The Lawyer understands that he or his deputy, Geoff Hoon is preparing to concede that only the plan to replace legal aid with conditional fees in personal injury cases will go ahead on time.
Hoon, the parliamentary private secretary at the Lord Chancellor's Department (LCD), may allude to the problems when he faces parliamentary questions this Monday.
Legal aid practitioners have always believed that Lord Irvine imposed an unrealistically tight deadline for plans to substitute conditional fees for legal aid for most money claims.
Doubts about his ability to meet it were fuelled when it emerged that the LCD had made little effort to establish whether the insurance profession could step forward to insure conditional fee cases in time.
However, last month Lord Irvine restated his determination to press ahead with the reforms during a debate in the House of Lords.

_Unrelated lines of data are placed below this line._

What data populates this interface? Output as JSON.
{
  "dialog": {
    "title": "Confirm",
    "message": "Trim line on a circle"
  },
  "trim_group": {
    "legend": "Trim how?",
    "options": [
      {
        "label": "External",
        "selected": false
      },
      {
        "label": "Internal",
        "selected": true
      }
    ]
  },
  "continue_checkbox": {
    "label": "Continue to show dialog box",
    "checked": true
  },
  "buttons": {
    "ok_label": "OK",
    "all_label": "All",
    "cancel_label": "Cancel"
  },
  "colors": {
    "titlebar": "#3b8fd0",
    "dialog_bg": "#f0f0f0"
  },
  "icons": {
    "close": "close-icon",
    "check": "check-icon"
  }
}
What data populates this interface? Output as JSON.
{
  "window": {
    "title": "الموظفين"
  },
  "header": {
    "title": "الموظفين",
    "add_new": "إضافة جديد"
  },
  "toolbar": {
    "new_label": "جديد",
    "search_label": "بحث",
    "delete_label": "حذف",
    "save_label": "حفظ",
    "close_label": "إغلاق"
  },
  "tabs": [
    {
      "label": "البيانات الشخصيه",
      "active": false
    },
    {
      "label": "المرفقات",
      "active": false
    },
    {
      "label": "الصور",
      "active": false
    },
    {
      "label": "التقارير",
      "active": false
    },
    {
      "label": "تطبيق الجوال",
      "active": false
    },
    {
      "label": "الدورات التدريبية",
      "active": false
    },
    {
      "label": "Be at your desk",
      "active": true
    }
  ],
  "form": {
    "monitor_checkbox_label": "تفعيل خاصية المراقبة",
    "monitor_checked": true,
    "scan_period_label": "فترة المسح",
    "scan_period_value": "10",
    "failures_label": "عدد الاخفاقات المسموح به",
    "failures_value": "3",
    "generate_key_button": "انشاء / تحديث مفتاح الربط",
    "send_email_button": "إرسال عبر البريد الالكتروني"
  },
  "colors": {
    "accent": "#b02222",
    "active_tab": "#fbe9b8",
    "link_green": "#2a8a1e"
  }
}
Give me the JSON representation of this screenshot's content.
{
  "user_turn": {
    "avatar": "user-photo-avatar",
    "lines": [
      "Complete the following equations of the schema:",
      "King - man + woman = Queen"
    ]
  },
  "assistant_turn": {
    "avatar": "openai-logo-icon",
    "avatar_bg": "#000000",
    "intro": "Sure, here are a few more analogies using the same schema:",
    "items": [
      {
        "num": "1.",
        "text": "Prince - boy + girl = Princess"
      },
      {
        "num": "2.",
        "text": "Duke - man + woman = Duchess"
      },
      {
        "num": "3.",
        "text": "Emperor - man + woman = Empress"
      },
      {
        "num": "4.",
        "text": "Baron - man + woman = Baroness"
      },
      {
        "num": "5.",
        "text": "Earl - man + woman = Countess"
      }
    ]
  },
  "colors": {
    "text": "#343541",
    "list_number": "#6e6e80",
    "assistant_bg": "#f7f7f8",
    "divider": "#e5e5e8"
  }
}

The delay will buy the profession and consumer groups valuable time to lobby against those elements of the reform which they oppose.
Concern has focused on the ability people on low incomes to pay the insurance premiums they will need in order to launch a conditional fees action.
In December, the Law Society unveiled plans for a contingency legal aid fund based on the conditional fees principle which it claimed would plug the gap.
Meanwhile, the society's Justice Task force is considering running an advertising campaign in the national press in order to influence the reforms.
Eileen Pembridge, a member of the task force, said that the group will not make a decision until the LCD releases its consultation paper which is expected in mid-February.
The society is also to commission research on the impact of the reforms on solicitors.